Rob Birdsell, president and CEO of Cristo Rey Network, Milwaukee native and former English teacher at Marquette University High School, said that the organization was talking about the possibility of expanding to Milwaukee because of the city’s strong, Catholic presence and long history of Catholic education.

“We’re very excited to partner with the university. This is the first time a university has stepped up to lead a study so that’s very exciting to us, and the business community is actively engaged in a number of our schools around the country….” he said, naming Robert W. Baird & Co. Incorporated as an example of one that employs students as part of the curriculum for one day each week during a four-year work-study program that funds the majority of tuition.

“There’s a lot of connectivity with Cristo Rey in Milwaukee, so it just makes sense for us to … do a study to examine whether a school would be feasible,” he said.

Studies range from $100,000 to $150,000 – about $50,000 is still needed for the Milwaukee study – which will formally launch in June, to be fully funded over the year, Birdsell said.

“One of the core components of the study is to determine where need is greatest and where the site would be best located,” Birdsell said, noting that 25 percent of studies don’t lead to the creation of a school for various reasons. “We don’t want to go to a community that doesn’t need us.”

The study will be comprised of 300 interviews with parents and students to gauge need and determine whether they’d want to attend a school like Cristo Rey; interviews with political, educational and community leaders to determine if the community would welcome this type of school; market analyses to gauge whether there would be enough business support, critical to the school’s work-study model.
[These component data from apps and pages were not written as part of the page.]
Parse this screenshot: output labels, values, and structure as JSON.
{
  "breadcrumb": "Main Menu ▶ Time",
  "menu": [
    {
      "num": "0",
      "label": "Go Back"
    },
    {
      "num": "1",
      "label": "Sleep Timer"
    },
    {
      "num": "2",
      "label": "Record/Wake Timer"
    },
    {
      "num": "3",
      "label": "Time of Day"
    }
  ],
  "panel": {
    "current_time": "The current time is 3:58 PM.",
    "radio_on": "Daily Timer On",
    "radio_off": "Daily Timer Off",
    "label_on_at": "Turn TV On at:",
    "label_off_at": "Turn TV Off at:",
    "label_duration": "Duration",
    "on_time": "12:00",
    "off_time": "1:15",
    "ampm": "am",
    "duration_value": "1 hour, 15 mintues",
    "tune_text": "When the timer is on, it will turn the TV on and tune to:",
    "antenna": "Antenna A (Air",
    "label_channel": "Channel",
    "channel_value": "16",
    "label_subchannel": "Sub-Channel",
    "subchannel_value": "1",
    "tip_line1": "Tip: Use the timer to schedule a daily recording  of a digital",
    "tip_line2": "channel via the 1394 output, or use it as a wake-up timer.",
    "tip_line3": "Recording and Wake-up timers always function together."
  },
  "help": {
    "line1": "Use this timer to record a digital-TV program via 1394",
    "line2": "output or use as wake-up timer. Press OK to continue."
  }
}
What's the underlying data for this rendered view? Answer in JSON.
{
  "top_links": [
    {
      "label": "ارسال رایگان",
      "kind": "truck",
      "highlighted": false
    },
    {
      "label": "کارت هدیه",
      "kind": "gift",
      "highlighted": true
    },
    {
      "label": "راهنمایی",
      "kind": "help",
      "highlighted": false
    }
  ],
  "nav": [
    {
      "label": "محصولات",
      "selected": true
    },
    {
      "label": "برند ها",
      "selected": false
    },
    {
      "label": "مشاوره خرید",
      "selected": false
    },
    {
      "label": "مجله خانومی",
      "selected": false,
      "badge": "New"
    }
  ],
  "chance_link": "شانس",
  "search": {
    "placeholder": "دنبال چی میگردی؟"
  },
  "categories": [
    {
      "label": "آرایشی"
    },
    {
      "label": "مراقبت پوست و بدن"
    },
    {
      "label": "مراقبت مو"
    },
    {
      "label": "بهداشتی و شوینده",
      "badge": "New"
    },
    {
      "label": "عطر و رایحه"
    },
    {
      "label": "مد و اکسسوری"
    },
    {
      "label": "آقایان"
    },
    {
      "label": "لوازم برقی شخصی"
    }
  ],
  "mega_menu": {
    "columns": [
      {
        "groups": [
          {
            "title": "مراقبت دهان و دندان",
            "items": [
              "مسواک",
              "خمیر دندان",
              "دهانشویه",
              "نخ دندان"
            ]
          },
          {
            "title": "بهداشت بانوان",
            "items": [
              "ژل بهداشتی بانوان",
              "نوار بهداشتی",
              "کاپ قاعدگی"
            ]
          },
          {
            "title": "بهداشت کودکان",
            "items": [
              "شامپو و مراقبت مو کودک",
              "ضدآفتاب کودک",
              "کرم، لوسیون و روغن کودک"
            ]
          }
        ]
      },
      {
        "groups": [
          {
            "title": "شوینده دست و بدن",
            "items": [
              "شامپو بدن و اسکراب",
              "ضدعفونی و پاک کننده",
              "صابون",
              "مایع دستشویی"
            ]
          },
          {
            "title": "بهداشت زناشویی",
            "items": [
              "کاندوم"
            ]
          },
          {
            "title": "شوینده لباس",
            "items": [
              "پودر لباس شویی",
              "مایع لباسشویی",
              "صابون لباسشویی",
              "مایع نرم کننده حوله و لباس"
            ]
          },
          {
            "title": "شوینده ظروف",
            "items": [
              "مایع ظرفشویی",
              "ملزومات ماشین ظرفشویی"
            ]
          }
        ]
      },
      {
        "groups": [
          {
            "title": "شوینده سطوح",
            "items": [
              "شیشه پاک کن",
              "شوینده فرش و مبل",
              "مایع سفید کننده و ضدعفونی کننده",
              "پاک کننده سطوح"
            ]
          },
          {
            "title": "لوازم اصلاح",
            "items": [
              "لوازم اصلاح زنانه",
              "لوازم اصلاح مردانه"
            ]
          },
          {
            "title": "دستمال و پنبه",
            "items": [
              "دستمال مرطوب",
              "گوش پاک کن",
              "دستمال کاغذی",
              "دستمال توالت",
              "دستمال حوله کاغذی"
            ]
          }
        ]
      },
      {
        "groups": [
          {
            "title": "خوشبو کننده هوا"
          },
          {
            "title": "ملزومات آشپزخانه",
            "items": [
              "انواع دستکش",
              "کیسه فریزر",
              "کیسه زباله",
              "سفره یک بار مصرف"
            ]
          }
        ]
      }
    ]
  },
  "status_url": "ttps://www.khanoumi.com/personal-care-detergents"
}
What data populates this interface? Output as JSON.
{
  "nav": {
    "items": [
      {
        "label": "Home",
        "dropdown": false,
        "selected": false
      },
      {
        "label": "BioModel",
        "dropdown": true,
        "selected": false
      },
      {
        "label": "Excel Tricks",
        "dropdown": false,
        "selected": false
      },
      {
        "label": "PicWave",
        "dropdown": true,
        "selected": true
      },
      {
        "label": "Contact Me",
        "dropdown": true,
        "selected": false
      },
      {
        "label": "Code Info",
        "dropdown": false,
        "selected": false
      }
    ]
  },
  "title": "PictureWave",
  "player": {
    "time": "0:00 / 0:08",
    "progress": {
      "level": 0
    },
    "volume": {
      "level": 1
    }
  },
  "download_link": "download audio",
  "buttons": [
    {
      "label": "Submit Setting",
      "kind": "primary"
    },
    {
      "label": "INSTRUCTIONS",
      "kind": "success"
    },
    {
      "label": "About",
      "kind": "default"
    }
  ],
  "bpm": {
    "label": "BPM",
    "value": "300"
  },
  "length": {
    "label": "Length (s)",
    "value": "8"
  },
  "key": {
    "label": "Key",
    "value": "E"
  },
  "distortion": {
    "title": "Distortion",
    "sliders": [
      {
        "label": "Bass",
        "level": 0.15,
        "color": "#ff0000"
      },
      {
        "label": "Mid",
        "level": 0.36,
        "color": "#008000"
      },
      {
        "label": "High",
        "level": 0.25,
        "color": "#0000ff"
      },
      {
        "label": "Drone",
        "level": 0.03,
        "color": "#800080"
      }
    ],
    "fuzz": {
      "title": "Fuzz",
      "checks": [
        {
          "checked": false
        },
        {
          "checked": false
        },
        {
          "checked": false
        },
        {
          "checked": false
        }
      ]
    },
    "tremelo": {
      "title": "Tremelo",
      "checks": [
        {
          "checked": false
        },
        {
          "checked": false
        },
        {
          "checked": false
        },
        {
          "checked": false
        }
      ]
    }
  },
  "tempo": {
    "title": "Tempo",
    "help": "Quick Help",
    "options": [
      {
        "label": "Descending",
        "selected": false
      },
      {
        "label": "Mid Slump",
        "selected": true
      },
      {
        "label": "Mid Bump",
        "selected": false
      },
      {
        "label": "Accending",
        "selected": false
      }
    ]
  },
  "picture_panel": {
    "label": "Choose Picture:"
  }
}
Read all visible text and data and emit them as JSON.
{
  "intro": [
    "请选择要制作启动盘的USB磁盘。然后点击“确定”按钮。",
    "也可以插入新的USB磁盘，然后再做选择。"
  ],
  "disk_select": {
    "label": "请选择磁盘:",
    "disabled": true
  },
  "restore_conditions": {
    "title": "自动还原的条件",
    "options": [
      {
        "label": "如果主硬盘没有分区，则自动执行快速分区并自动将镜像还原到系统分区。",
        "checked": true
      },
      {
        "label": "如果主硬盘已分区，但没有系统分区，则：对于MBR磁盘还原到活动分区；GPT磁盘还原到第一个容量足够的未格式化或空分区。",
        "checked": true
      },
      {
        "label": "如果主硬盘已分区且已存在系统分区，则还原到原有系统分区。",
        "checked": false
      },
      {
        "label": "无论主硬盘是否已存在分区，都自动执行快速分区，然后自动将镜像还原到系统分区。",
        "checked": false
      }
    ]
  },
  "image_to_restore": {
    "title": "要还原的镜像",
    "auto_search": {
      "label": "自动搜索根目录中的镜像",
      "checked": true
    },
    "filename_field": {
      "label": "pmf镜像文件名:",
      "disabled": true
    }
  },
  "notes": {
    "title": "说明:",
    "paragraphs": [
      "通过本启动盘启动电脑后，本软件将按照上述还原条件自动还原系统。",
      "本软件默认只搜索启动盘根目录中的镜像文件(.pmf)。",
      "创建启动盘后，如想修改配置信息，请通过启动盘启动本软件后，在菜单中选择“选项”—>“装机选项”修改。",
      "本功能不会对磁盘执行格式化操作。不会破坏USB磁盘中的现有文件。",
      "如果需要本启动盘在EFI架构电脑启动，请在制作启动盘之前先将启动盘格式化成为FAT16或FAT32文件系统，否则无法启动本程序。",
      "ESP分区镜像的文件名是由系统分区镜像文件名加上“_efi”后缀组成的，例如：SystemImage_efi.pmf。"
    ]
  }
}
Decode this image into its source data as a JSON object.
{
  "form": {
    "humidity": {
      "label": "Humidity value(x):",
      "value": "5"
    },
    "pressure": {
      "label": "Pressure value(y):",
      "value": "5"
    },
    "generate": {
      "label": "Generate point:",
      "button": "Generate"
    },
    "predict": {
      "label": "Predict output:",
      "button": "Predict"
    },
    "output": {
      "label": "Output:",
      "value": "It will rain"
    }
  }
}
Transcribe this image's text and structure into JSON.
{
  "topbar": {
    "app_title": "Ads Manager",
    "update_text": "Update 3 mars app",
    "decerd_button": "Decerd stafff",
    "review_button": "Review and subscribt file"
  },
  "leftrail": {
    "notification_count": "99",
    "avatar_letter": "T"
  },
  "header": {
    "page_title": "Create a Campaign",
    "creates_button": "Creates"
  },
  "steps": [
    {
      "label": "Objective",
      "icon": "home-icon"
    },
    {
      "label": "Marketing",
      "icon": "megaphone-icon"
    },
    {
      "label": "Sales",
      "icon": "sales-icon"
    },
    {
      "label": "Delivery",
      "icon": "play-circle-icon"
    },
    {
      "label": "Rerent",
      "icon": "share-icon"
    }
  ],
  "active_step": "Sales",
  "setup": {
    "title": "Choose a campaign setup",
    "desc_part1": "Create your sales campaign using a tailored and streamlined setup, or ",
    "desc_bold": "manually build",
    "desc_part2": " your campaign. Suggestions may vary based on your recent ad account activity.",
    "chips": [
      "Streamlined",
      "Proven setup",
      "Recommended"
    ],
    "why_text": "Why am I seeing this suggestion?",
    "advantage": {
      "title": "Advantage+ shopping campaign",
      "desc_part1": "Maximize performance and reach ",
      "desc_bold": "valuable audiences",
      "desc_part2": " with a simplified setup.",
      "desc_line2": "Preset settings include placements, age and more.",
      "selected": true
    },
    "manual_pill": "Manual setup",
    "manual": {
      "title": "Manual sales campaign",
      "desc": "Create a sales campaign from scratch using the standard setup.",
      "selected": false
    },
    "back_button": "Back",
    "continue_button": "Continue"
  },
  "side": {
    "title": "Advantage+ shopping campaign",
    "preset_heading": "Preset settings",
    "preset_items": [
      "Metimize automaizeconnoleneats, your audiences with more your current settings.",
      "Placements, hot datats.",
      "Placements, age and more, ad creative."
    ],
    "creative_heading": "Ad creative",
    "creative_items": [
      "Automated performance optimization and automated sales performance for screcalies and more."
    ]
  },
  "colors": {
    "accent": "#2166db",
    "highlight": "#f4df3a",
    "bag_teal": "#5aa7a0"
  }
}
It will also determine whether enough philanthropic support exists, and whether it would be part of the Milwaukee Parental Choice Program.

“It’s a market analysis and feasibility study to determine if it’s right for everybody,” said Birdsell, who noted each of the 24 Cristo Rey Network schools in 17 states and Washington D.C., serves between 400 and 600 students who cannot be admitted to another school financially or academically; many are behind by two to three grade levels.

Andy Stith, founding development director of Cristo Rey Kansas City High School in Kansas City, Mo., and currently its vice president for institutional advancement, will relocate June 4 to be the study’s feasibility director.

“He is moving his family from Kansas City to Milwaukee to lead the study, which is pretty amazing when you think about it,” Birdsell said. “He’s got three young kids and he’s uprooting them and moving to Milwaukee because … he believes so much in this project.”

Stith, a 2001 Marquette University graduate, said the task will look at the different constituencies and the educational ecosystem of existing schools to determine whether Cristo Rey would be a good addition to, and able to thrive in, Milwaukee.

Stith said he expects the process to be credible and transparent, taking all of the factors into consideration.

“I think that’s the best outcome we can hope for, and if the school goes forward, based on the results of the study, then I think that would be a great thing,” he said. “If the study comes back and says a Cristo Rey school can’t be supported or wouldn’t be something that would be needed in Milwaukee, then I think that’s an equally as valid result and I think that respecting those conclusions would also be a good thing. So, either way we come out, I think the process and how we go about ascertaining whether or not the school is a fit for Milwaukee is the important part of this.”